= Description of the task =
Select every line containing the word "MyMeans" from the material, and copy those lines.
*** The data ***
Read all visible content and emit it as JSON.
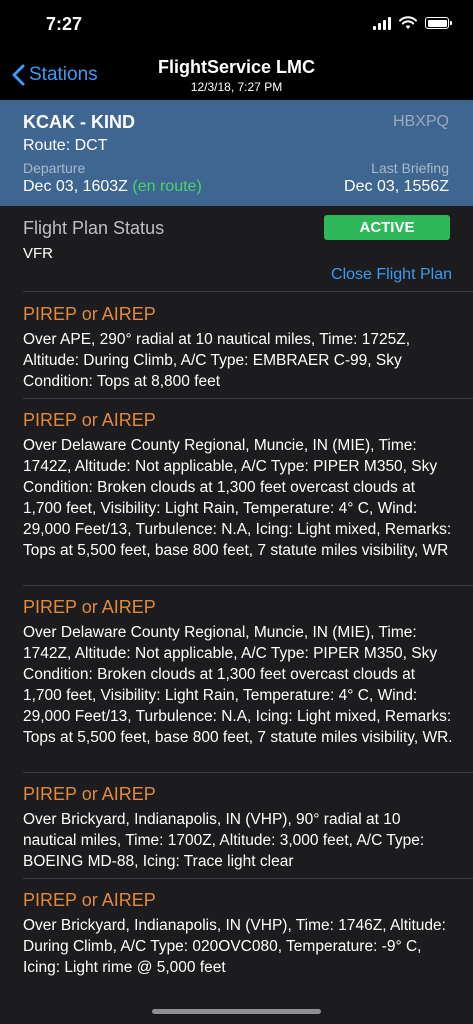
{
  "status_bar": {
    "time": "7:27",
    "icons": [
      "signal-icon",
      "wifi-icon",
      "battery-icon"
    ]
  },
  "nav": {
    "back_label": "Stations",
    "title": "FlightService LMC",
    "subtitle": "12/3/18, 7:27 PM"
  },
  "flight": {
    "title": "KCAK - KIND",
    "tail": "HBXPQ",
    "route": "Route: DCT",
    "departure_label": "Departure",
    "departure_value": "Dec 03, 1603Z",
    "departure_status": "(en route)",
    "last_briefing_label": "Last Briefing",
    "last_briefing_value": "Dec 03, 1556Z"
  },
  "flight_plan": {
    "title": "Flight Plan Status",
    "status": "ACTIVE",
    "rules": "VFR",
    "close_label": "Close Flight Plan"
  },
  "pireps": [
    {
      "title": "PIREP or AIREP",
      "body": "Over APE, 290° radial at 10 nautical miles, Time: 1725Z, Altitude: During Climb, A/C Type: EMBRAER C-99, Sky Condition: Tops at 8,800 feet"
    },
    {
      "title": "PIREP or AIREP",
      "body": "Over Delaware County Regional, Muncie, IN (MIE), Time: 1742Z, Altitude: Not applicable, A/C Type: PIPER M350, Sky Condition: Broken clouds at 1,300 feet overcast clouds at 1,700 feet, Visibility: Light Rain, Temperature: 4° C, Wind: 29,000 Feet/13, Turbulence: N.A, Icing: Light mixed, Remarks: Tops at 5,500 feet, base 800 feet, 7 statute miles visibility, WR"
    },
    {
      "title": "PIREP or AIREP",
      "body": "Over Delaware County Regional, Muncie, IN (MIE), Time: 1742Z, Altitude: Not applicable, A/C Type: PIPER M350, Sky Condition: Broken clouds at 1,300 feet overcast clouds at 1,700 feet, Visibility: Light Rain, Temperature: 4° C, Wind: 29,000 Feet/13, Turbulence: N.A, Icing: Light mixed, Remarks: Tops at 5,500 feet, base 800 feet, 7 statute miles visibility, WR."
    },
    {
      "title": "PIREP or AIREP",
      "body": "Over Brickyard, Indianapolis, IN (VHP), 90° radial at 10 nautical miles, Time: 1700Z, Altitude: 3,000 feet, A/C Type: BOEING MD-88, Icing: Trace light clear"
    },
    {
      "title": "PIREP or AIREP",
      "body": "Over Brickyard, Indianapolis, IN (VHP), Time: 1746Z, Altitude: During Climb, A/C Type: 020OVC080, Temperature: -9° C, Icing: Light rime @ 5,000 feet"
    }
  ],
  "colors": {
    "accent": "#3a9cf2",
    "header_bg": "#3f6690",
    "active_badge": "#2fb85a",
    "en_route": "#4cd26a",
    "pirep_title": "#e08a3a",
    "background": "#1c1c1e"
  }
}
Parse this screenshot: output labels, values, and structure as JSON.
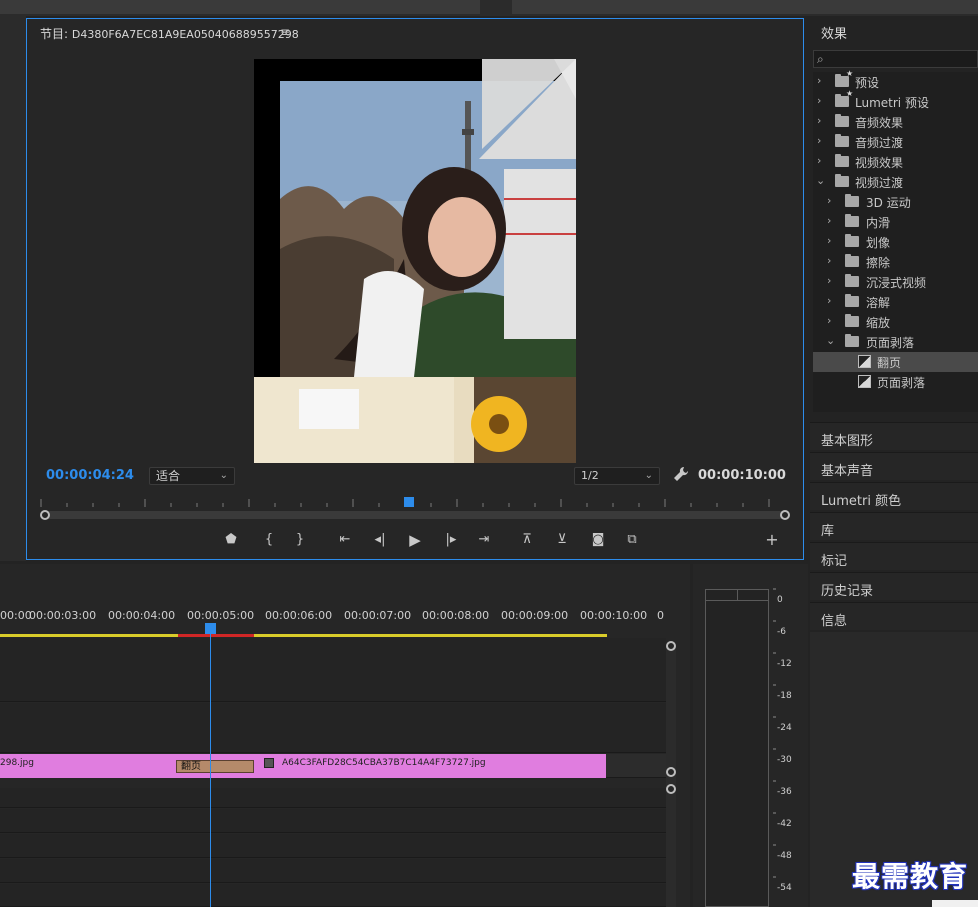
{
  "program_monitor": {
    "title_prefix": "节目:",
    "sequence_id": "D4380F6A7EC81A9EA050406889557298",
    "menu_icon": "≡",
    "current_timecode": "00:00:04:24",
    "fit_label": "适合",
    "resolution_label": "1/2",
    "duration_timecode": "00:00:10:00"
  },
  "transport_icons": [
    "marker-icon",
    "mark-in-icon",
    "mark-out-icon",
    "go-to-in-icon",
    "step-back-icon",
    "play-icon",
    "step-forward-icon",
    "go-to-out-icon",
    "lift-icon",
    "extract-icon",
    "camera-icon",
    "compare-icon",
    "add-icon"
  ],
  "effects": {
    "title": "效果",
    "search_placeholder": "",
    "items": [
      {
        "label": "预设",
        "level": 0,
        "expanded": false,
        "kind": "preset-folder"
      },
      {
        "label": "Lumetri 预设",
        "level": 0,
        "expanded": false,
        "kind": "preset-folder"
      },
      {
        "label": "音频效果",
        "level": 0,
        "expanded": false,
        "kind": "folder"
      },
      {
        "label": "音频过渡",
        "level": 0,
        "expanded": false,
        "kind": "folder"
      },
      {
        "label": "视频效果",
        "level": 0,
        "expanded": false,
        "kind": "folder"
      },
      {
        "label": "视频过渡",
        "level": 0,
        "expanded": true,
        "kind": "folder"
      },
      {
        "label": "3D 运动",
        "level": 1,
        "expanded": false,
        "kind": "folder"
      },
      {
        "label": "内滑",
        "level": 1,
        "expanded": false,
        "kind": "folder"
      },
      {
        "label": "划像",
        "level": 1,
        "expanded": false,
        "kind": "folder"
      },
      {
        "label": "擦除",
        "level": 1,
        "expanded": false,
        "kind": "folder"
      },
      {
        "label": "沉浸式视频",
        "level": 1,
        "expanded": false,
        "kind": "folder"
      },
      {
        "label": "溶解",
        "level": 1,
        "expanded": false,
        "kind": "folder"
      },
      {
        "label": "缩放",
        "level": 1,
        "expanded": false,
        "kind": "folder"
      },
      {
        "label": "页面剥落",
        "level": 1,
        "expanded": true,
        "kind": "folder"
      },
      {
        "label": "翻页",
        "level": 2,
        "kind": "effect",
        "selected": true
      },
      {
        "label": "页面剥落",
        "level": 2,
        "kind": "effect",
        "selected": false
      }
    ]
  },
  "side_panels": [
    "基本图形",
    "基本声音",
    "Lumetri 颜色",
    "库",
    "标记",
    "历史记录",
    "信息"
  ],
  "timeline": {
    "ticks": [
      "00:00",
      "00:00:03:00",
      "00:00:04:00",
      "00:00:05:00",
      "00:00:06:00",
      "00:00:07:00",
      "00:00:08:00",
      "00:00:09:00",
      "00:00:10:00",
      "0"
    ],
    "clip_left_label": "298.jpg",
    "transition_label": "翻页",
    "clip_right_label": "A64C3FAFD28C54CBA37B7C14A4F73727.jpg"
  },
  "audio_meter": {
    "scale": [
      "0",
      "-6",
      "-12",
      "-18",
      "-24",
      "-30",
      "-36",
      "-42",
      "-48",
      "-54"
    ]
  },
  "watermark": "最需教育",
  "colors": {
    "accent": "#2d8ceb",
    "clip": "#e07ddf",
    "transition": "#b58a6a",
    "work_area": "#d9cc2a",
    "render_red": "#d02626"
  }
}
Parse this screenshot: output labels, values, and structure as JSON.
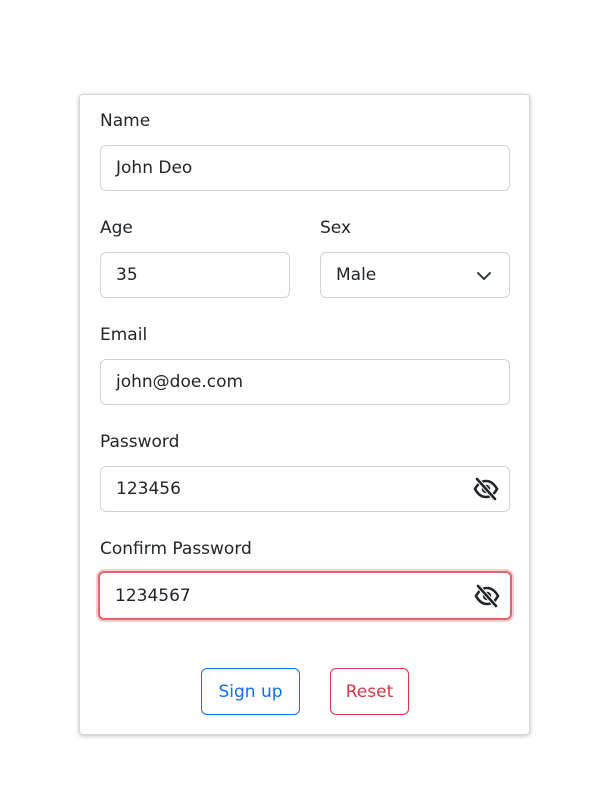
{
  "form": {
    "name": {
      "label": "Name",
      "value": "John Deo"
    },
    "age": {
      "label": "Age",
      "value": "35"
    },
    "sex": {
      "label": "Sex",
      "selected": "Male"
    },
    "email": {
      "label": "Email",
      "value": "john@doe.com"
    },
    "password": {
      "label": "Password",
      "value": "123456",
      "toggle_icon": "eye-slash-icon"
    },
    "confirm_password": {
      "label": "Confirm Password",
      "value": "1234567",
      "toggle_icon": "eye-slash-icon",
      "state": "invalid"
    }
  },
  "buttons": {
    "signup_label": "Sign up",
    "reset_label": "Reset"
  },
  "colors": {
    "primary": "#0d6efd",
    "danger": "#dc3545",
    "invalid_border": "#dc6670"
  }
}
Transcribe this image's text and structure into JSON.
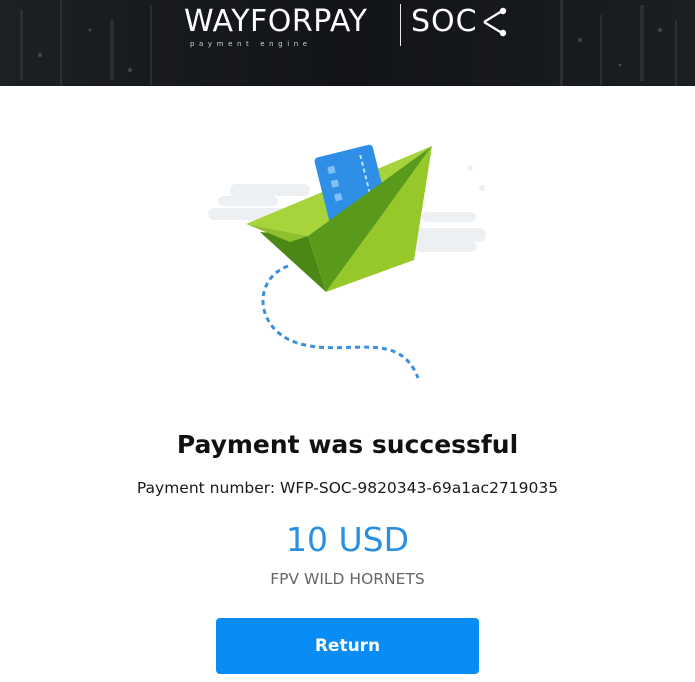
{
  "header": {
    "brand_name": "WAYFORPAY",
    "brand_tagline": "payment engine",
    "partner_name": "SOC",
    "partner_icon": "share-icon"
  },
  "illustration": {
    "icon": "paper-plane-with-card-icon",
    "colors": {
      "plane_light": "#9ccc2c",
      "plane_dark": "#5a9a1a",
      "card": "#2f8fe6",
      "trail": "#3c8fdf",
      "clouds": "#edf0f3"
    }
  },
  "result": {
    "title": "Payment was successful",
    "payment_number": "Payment number: WFP-SOC-9820343-69a1ac2719035",
    "amount": "10 USD",
    "merchant": "FPV WILD HORNETS"
  },
  "actions": {
    "return_label": "Return"
  },
  "colors": {
    "accent": "#0a8cf5",
    "amount_text": "#2b8fe0",
    "header_bg": "#16181c"
  }
}
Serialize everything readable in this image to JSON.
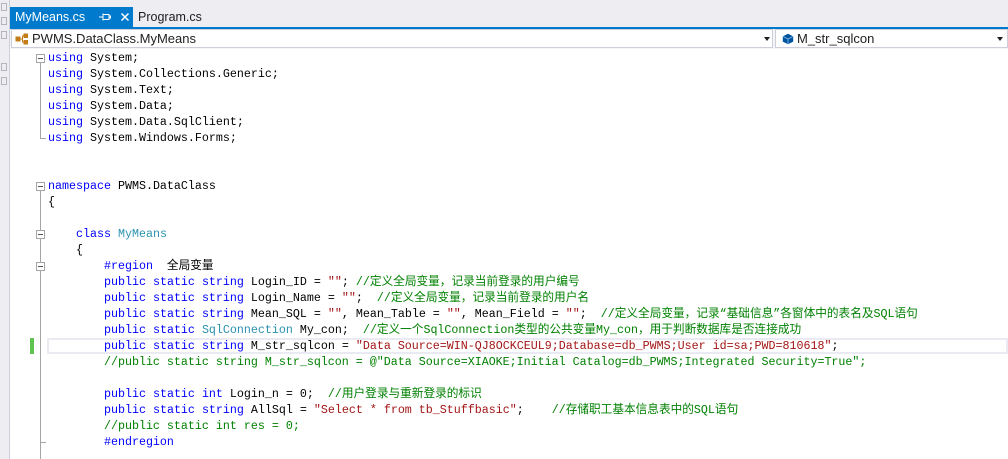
{
  "tabs": [
    {
      "label": "MyMeans.cs",
      "active": true,
      "pin_icon": "pin-icon",
      "close_icon": "close-icon"
    },
    {
      "label": "Program.cs",
      "active": false
    }
  ],
  "navbar": {
    "type_dropdown": {
      "value": "PWMS.DataClass.MyMeans",
      "icon": "class-icon"
    },
    "member_dropdown": {
      "value": "M_str_sqlcon",
      "icon": "field-icon"
    }
  },
  "colors": {
    "accent": "#007acc",
    "keyword": "#0000ff",
    "type": "#2b91af",
    "string": "#a31515",
    "comment": "#008000",
    "preprocessor": "#0000ff",
    "text": "#000000",
    "change_indicator": "#5fc44f",
    "current_line_border": "#eaeaf2",
    "outline": "#a5a5a5"
  },
  "editor": {
    "lines": [
      {
        "collapsible": true,
        "guide_below": true,
        "tokens": [
          {
            "kw": "using"
          },
          {
            "plain": " System;"
          }
        ]
      },
      {
        "guide_above": true,
        "guide_below": true,
        "tokens": [
          {
            "kw": "using"
          },
          {
            "plain": " System.Collections.Generic;"
          }
        ]
      },
      {
        "guide_above": true,
        "guide_below": true,
        "tokens": [
          {
            "kw": "using"
          },
          {
            "plain": " System.Text;"
          }
        ]
      },
      {
        "guide_above": true,
        "guide_below": true,
        "tokens": [
          {
            "kw": "using"
          },
          {
            "plain": " System.Data;"
          }
        ]
      },
      {
        "guide_above": true,
        "guide_below": true,
        "tokens": [
          {
            "kw": "using"
          },
          {
            "plain": " System.Data.SqlClient;"
          }
        ]
      },
      {
        "region_end": true,
        "guide_above": true,
        "tokens": [
          {
            "kw": "using"
          },
          {
            "plain": " System.Windows.Forms;"
          }
        ]
      },
      {
        "tokens": []
      },
      {
        "tokens": []
      },
      {
        "collapsible": true,
        "guide_below": true,
        "tokens": [
          {
            "kw": "namespace"
          },
          {
            "plain": " PWMS.DataClass"
          }
        ]
      },
      {
        "guide_above": true,
        "guide_below": true,
        "tokens": [
          {
            "plain": "{"
          }
        ]
      },
      {
        "guide_above": true,
        "guide_below": true,
        "tokens": []
      },
      {
        "collapsible": true,
        "guide_above": true,
        "guide_below": true,
        "tokens": [
          {
            "plain": "    "
          },
          {
            "kw": "class"
          },
          {
            "plain": " "
          },
          {
            "type": "MyMeans"
          }
        ]
      },
      {
        "guide_above": true,
        "guide_below": true,
        "tokens": [
          {
            "plain": "    {"
          }
        ]
      },
      {
        "collapsible": true,
        "guide_above": true,
        "guide_below": true,
        "tokens": [
          {
            "plain": "        "
          },
          {
            "pp": "#region"
          },
          {
            "plain": "  全局变量"
          }
        ]
      },
      {
        "guide_above": true,
        "guide_below": true,
        "tokens": [
          {
            "plain": "        "
          },
          {
            "kw": "public"
          },
          {
            "plain": " "
          },
          {
            "kw": "static"
          },
          {
            "plain": " "
          },
          {
            "kw": "string"
          },
          {
            "plain": " Login_ID = "
          },
          {
            "str": "\"\""
          },
          {
            "plain": "; "
          },
          {
            "com": "//定义全局变量，记录当前登录的用户编号"
          }
        ]
      },
      {
        "guide_above": true,
        "guide_below": true,
        "tokens": [
          {
            "plain": "        "
          },
          {
            "kw": "public"
          },
          {
            "plain": " "
          },
          {
            "kw": "static"
          },
          {
            "plain": " "
          },
          {
            "kw": "string"
          },
          {
            "plain": " Login_Name = "
          },
          {
            "str": "\"\""
          },
          {
            "plain": ";  "
          },
          {
            "com": "//定义全局变量，记录当前登录的用户名"
          }
        ]
      },
      {
        "guide_above": true,
        "guide_below": true,
        "tokens": [
          {
            "plain": "        "
          },
          {
            "kw": "public"
          },
          {
            "plain": " "
          },
          {
            "kw": "static"
          },
          {
            "plain": " "
          },
          {
            "kw": "string"
          },
          {
            "plain": " Mean_SQL = "
          },
          {
            "str": "\"\""
          },
          {
            "plain": ", Mean_Table = "
          },
          {
            "str": "\"\""
          },
          {
            "plain": ", Mean_Field = "
          },
          {
            "str": "\"\""
          },
          {
            "plain": ";  "
          },
          {
            "com": "//定义全局变量，记录“基础信息”各窗体中的表名及SQL语句"
          }
        ]
      },
      {
        "guide_above": true,
        "guide_below": true,
        "tokens": [
          {
            "plain": "        "
          },
          {
            "kw": "public"
          },
          {
            "plain": " "
          },
          {
            "kw": "static"
          },
          {
            "plain": " "
          },
          {
            "type": "SqlConnection"
          },
          {
            "plain": " My_con;  "
          },
          {
            "com": "//定义一个SqlConnection类型的公共变量My_con，用于判断数据库是否连接成功"
          }
        ]
      },
      {
        "current": true,
        "changed": true,
        "guide_above": true,
        "guide_below": true,
        "tokens": [
          {
            "plain": "        "
          },
          {
            "kw": "public"
          },
          {
            "plain": " "
          },
          {
            "kw": "static"
          },
          {
            "plain": " "
          },
          {
            "kw": "string"
          },
          {
            "plain": " M_str_sqlcon = "
          },
          {
            "str": "\"Data Source=WIN-QJ8OCKCEUL9;Database=db_PWMS;User id=sa;PWD=810618\""
          },
          {
            "plain": ";"
          }
        ]
      },
      {
        "guide_above": true,
        "guide_below": true,
        "tokens": [
          {
            "plain": "        "
          },
          {
            "com": "//public static string M_str_sqlcon = @\"Data Source=XIAOKE;Initial Catalog=db_PWMS;Integrated Security=True\";"
          }
        ]
      },
      {
        "guide_above": true,
        "guide_below": true,
        "tokens": []
      },
      {
        "guide_above": true,
        "guide_below": true,
        "tokens": [
          {
            "plain": "        "
          },
          {
            "kw": "public"
          },
          {
            "plain": " "
          },
          {
            "kw": "static"
          },
          {
            "plain": " "
          },
          {
            "kw": "int"
          },
          {
            "plain": " Login_n = 0;  "
          },
          {
            "com": "//用户登录与重新登录的标识"
          }
        ]
      },
      {
        "guide_above": true,
        "guide_below": true,
        "tokens": [
          {
            "plain": "        "
          },
          {
            "kw": "public"
          },
          {
            "plain": " "
          },
          {
            "kw": "static"
          },
          {
            "plain": " "
          },
          {
            "kw": "string"
          },
          {
            "plain": " AllSql = "
          },
          {
            "str": "\"Select * from tb_Stuffbasic\""
          },
          {
            "plain": ";    "
          },
          {
            "com": "//存储职工基本信息表中的SQL语句"
          }
        ]
      },
      {
        "guide_above": true,
        "guide_below": true,
        "tokens": [
          {
            "plain": "        "
          },
          {
            "com": "//public static int res = 0;"
          }
        ]
      },
      {
        "region_end": true,
        "guide_above": true,
        "guide_below": true,
        "tokens": [
          {
            "plain": "        "
          },
          {
            "pp": "#endregion"
          }
        ]
      },
      {
        "guide_above": true,
        "guide_below": true,
        "tokens": []
      }
    ]
  }
}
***
= Completed task =
      "label": "MyMeans.cs",
      "value": "PWMS.DataClass.MyMeans",
            "type": "MyMeans"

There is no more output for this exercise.